04. August 2010 · Comments Off on Why should I learn that? · Categories: educationaldesign, My personal learning journey
warning label by nerissa's ring CC (by)

"Warning Label" by Nerissa's Ring CC (by)
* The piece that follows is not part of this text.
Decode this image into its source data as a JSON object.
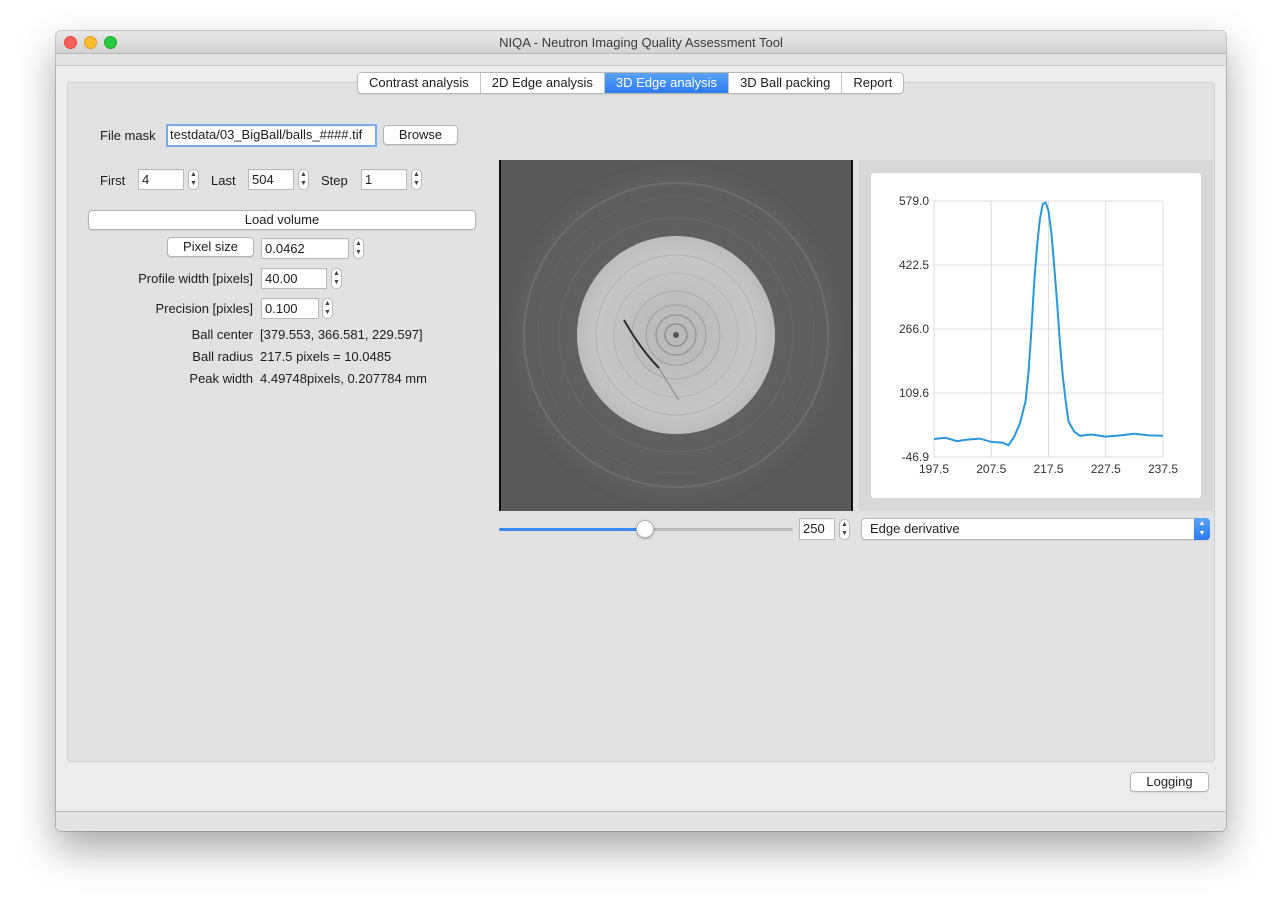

I’ve been doing some thinking around engagement lately. My own engagement in online tools. Educators and why or why not they might or might not want to try new tools and techniques (online or otherwise). How to translate face to face training and resources into online activities and experiences that help learners apply learning. Part of my new role at Bright Cookie (yes, I’m back in the education sector and happy to be back)  is translating learning materials used in face to face instruction into online learning experiences in the Moodle environment. In researching this, I came across a 2003 paper by Ron Oliver titled “Factors impeding instructional design and the choice of learning designs in online courses”. One point that stood out for me was that in order to write meaningful learning objectives for an online course – you need to put the knowledge you wish to impart into context. So, if the aim of a particular course is for learners to be able to do something concrete at the end of it – then the learning objectives for the various modules should be tied back to that overall outcome. An objective that is stated as “gain a better understanding of X” is not useful – even in a purely academic discipline (at least in my humble opinion). An objective stated in terms of how to apply that understanding to the ultimate aim of the course is far more valuable both to the learners (because they see the point in learning what you’re dishing out) and to the e-learning design process because there is a clear path to construct activities that enable learners to attempt application of the knowledge and receive feedback. In academic study, I think there is still validity in considering learning objectives that are purpose-driven beyond just creating an understanding of a topic.  I recently read a book on eight major world religions titled “God Is Not One: The Eight Rival Religions That Run the World–and Why Their Differences Matter” by Boston University Religion Professor Stephen Prothero. Hey, just the title alone is a great hook. He doesn’t leave it at what you’re going to learn — he tells you there’s a reason to find out.  I became intrigued based on an interview of his with Jon Stewart. I didn’t read it simply to pick up knowledge – I had several reasons it was of enough interest for me to traipse down to Borders and pay for it (it wasn’t out on Kindle).  No matter what I choose to learn, I do it in order to be able to DO something with that knowledge.  What about you?